Exercise requirements:
Where a picture appears in the data below, exclude it; restate everything else word for word.

Material shown START

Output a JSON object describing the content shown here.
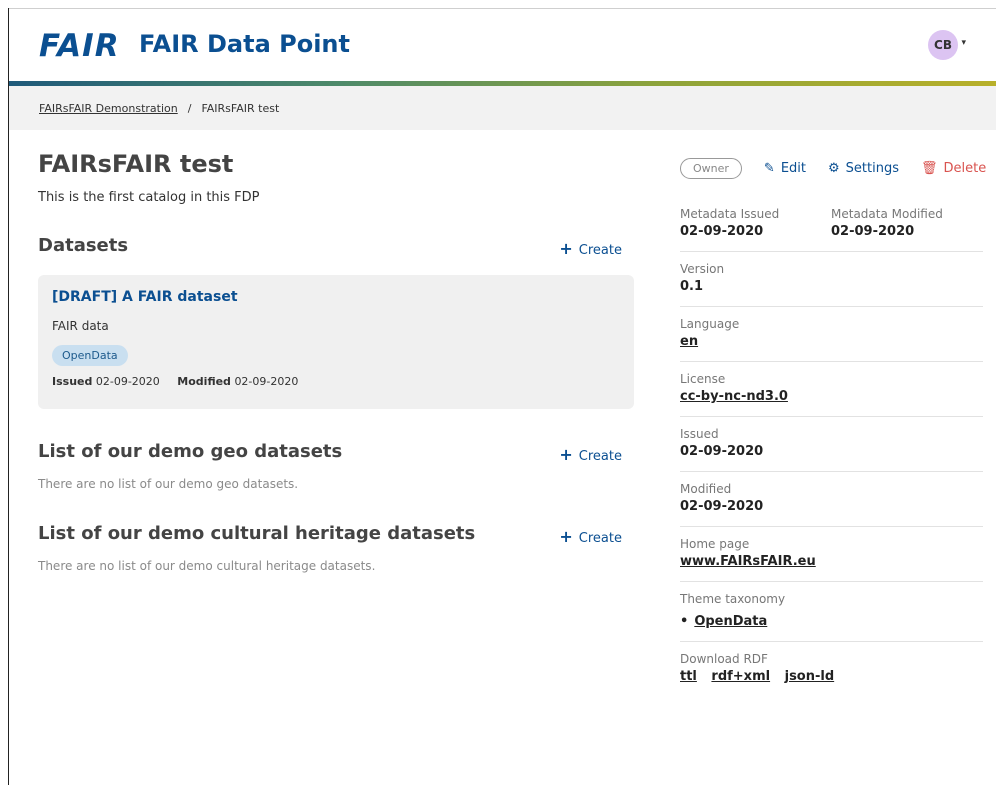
{
  "header": {
    "logo_text": "FAIR",
    "app_title": "FAIR Data Point",
    "user_initials": "CB"
  },
  "breadcrumb": {
    "parent": "FAIRsFAIR Demonstration",
    "separator": "/",
    "current": "FAIRsFAIR test"
  },
  "main": {
    "title": "FAIRsFAIR test",
    "description": "This is the first catalog in this FDP",
    "sections": [
      {
        "title": "Datasets",
        "create_label": "Create",
        "items": [
          {
            "title": "[DRAFT] A FAIR dataset",
            "description": "FAIR data",
            "tag": "OpenData",
            "issued_label": "Issued",
            "issued": "02-09-2020",
            "modified_label": "Modified",
            "modified": "02-09-2020"
          }
        ]
      },
      {
        "title": "List of our demo geo datasets",
        "create_label": "Create",
        "empty_text": "There are no list of our demo geo datasets."
      },
      {
        "title": "List of our demo cultural heritage datasets",
        "create_label": "Create",
        "empty_text": "There are no list of our demo cultural heritage datasets."
      }
    ]
  },
  "sidebar": {
    "owner_badge": "Owner",
    "edit_label": "Edit",
    "settings_label": "Settings",
    "delete_label": "Delete",
    "metadata_issued_label": "Metadata Issued",
    "metadata_issued": "02-09-2020",
    "metadata_modified_label": "Metadata Modified",
    "metadata_modified": "02-09-2020",
    "version_label": "Version",
    "version": "0.1",
    "language_label": "Language",
    "language": "en",
    "license_label": "License",
    "license": "cc-by-nc-nd3.0",
    "issued_label": "Issued",
    "issued": "02-09-2020",
    "modified_label": "Modified",
    "modified": "02-09-2020",
    "homepage_label": "Home page",
    "homepage": "www.FAIRsFAIR.eu",
    "theme_taxonomy_label": "Theme taxonomy",
    "theme_taxonomy": [
      "OpenData"
    ],
    "download_rdf_label": "Download RDF",
    "download_rdf": [
      "ttl",
      "rdf+xml",
      "json-ld"
    ]
  },
  "colors": {
    "brand": "#0b4f91",
    "delete": "#d9534f",
    "avatar": "#dcc4f2",
    "tag_bg": "#c9dff0"
  },
  "icons": {
    "edit": "edit-icon",
    "settings": "gear-icon",
    "delete": "trash-icon",
    "create": "plus-icon",
    "user_menu": "caret-down-icon"
  }
}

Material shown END

Written response:
Output a JSON object describing the content shown here.
{
  "header": {
    "logo_text": "FAIR",
    "app_title": "FAIR Data Point",
    "user_initials": "CB"
  },
  "breadcrumb": {
    "parent": "FAIRsFAIR Demonstration",
    "separator": "/",
    "current": "FAIRsFAIR test"
  },
  "main": {
    "title": "FAIRsFAIR test",
    "description": "This is the first catalog in this FDP",
    "sections": [
      {
        "title": "Datasets",
        "create_label": "Create",
        "items": [
          {
            "title": "[DRAFT] A FAIR dataset",
            "description": "FAIR data",
            "tag": "OpenData",
            "issued_label": "Issued",
            "issued": "02-09-2020",
            "modified_label": "Modified",
            "modified": "02-09-2020"
          }
        ]
      },
      {
        "title": "List of our demo geo datasets",
        "create_label": "Create",
        "empty_text": "There are no list of our demo geo datasets."
      },
      {
        "title": "List of our demo cultural heritage datasets",
        "create_label": "Create",
        "empty_text": "There are no list of our demo cultural heritage datasets."
      }
    ]
  },
  "sidebar": {
    "owner_badge": "Owner",
    "edit_label": "Edit",
    "settings_label": "Settings",
    "delete_label": "Delete",
    "metadata_issued_label": "Metadata Issued",
    "metadata_issued": "02-09-2020",
    "metadata_modified_label": "Metadata Modified",
    "metadata_modified": "02-09-2020",
    "version_label": "Version",
    "version": "0.1",
    "language_label": "Language",
    "language": "en",
    "license_label": "License",
    "license": "cc-by-nc-nd3.0",
    "issued_label": "Issued",
    "issued": "02-09-2020",
    "modified_label": "Modified",
    "modified": "02-09-2020",
    "homepage_label": "Home page",
    "homepage": "www.FAIRsFAIR.eu",
    "theme_taxonomy_label": "Theme taxonomy",
    "theme_taxonomy": [
      "OpenData"
    ],
    "download_rdf_label": "Download RDF",
    "download_rdf": [
      "ttl",
      "rdf+xml",
      "json-ld"
    ]
  },
  "colors": {
    "brand": "#0b4f91",
    "delete": "#d9534f",
    "avatar": "#dcc4f2",
    "tag_bg": "#c9dff0"
  },
  "icons": {
    "edit": "edit-icon",
    "settings": "gear-icon",
    "delete": "trash-icon",
    "create": "plus-icon",
    "user_menu": "caret-down-icon"
  }
}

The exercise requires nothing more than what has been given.